Yesterday, Rob Neyer blogged about the Rangers improved pitching. Thanks to improved run prevention, Texas finds themselves in first place in the AL West, playing better than almost anyone could have expected. However, the continuing conclusion that ERA = pitching throws Rob’s analysis off a bit, because the Rangers pitching has actually been worse this year than it was last year.

As a whole, the Rangers pitching staff is averaging 3.4 BB/9, 5.3 K/9, and 1.25 HR/9 for a 5.17 FIP this season. Compare that with 3.9 BB/9, 6.1 K/9, and 1.1 HR/9 for a 4.83 FIP last season. The walks are down a bit, but so are the strikeouts, and the home runs are up, which more than offsets the drop in walk rate. Texas’ pitching staff isn’t doing any better this year than they did last year. They still aren’t very good.

Why is their ERA lower then? Texas got on the defensive bandwagon over the off-season, and their decision to realign the team in order to improve the glovework has made them significantly better. It’s the defense, not the pitching.

It all started with the decision to go with 20-year-old Elvis Andrus at shortstop. The kid is something else, range wise, making a couple of plays the last few nights that were just ridiculous. It’s very easy to see why scouts were so high on his defensive abilities, and through the first five weeks of the season, UZR agrees – his UZR/150 through five weeks is +8.9. Expect that to go up significantly in next week’s update, which will reflect some of the plays he’s made recently.

Adding a really good glove at short allowed the team to move Michael Young to third base, and while the transition hasn’t gone as smoothly as they would have liked, he’s still a significant upgrade over the butchery they got at the position last year from Ramon Vazquez, Chris Davis, Hank Blalock, German Duran, and Travis Metcalf. The Rangers got a -26.7 UZR from their third baseman last year, and even adjusting to a new position, Young is going to give them much better glovework than that.
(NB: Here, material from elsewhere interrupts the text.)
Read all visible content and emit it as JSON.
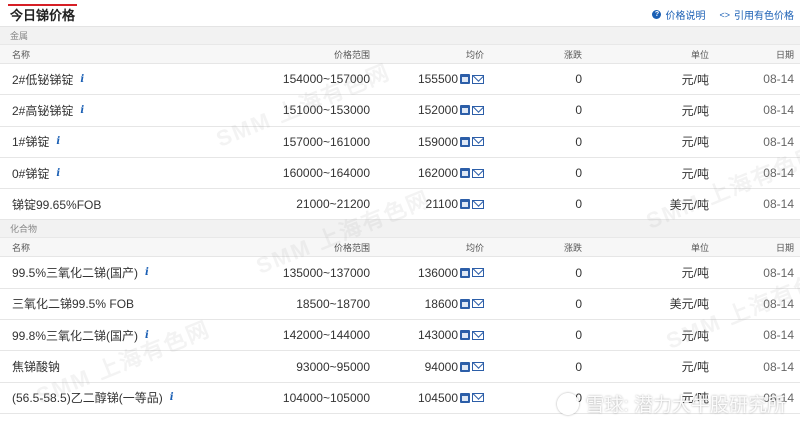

Having Young at the hot corner also shifted Davis across the infield, where he’s a much better fit defensively. He’s not as good as his early season +24 UZR/150, but he’s a better glove guy than Blalock, and he’ll give them average to above average defense from the first base spot.

By shifting the assets around to make room for Andrus, the Rangers have drastically improved their infield defense at three spots. Not surprisingly, their team-wide UZR has gone from -51.7 in 2008 to +9.5 in 2009. This is expressly manifest in the lower team ERA that Neyer noted yesterday – their 4.72 ERA is 45 points lower than their 5.17 FIP, giving them the fourth largest gap between how well they are preventing runs and how well their pitchers are actually performing.

This isn’t an accident. The Rangers made a conscious decision over the winter to upgrade their defense, and it’s paying dividends early on. They might not win the AL West, but they’re better than most people thought, and they’re headed in the right direction.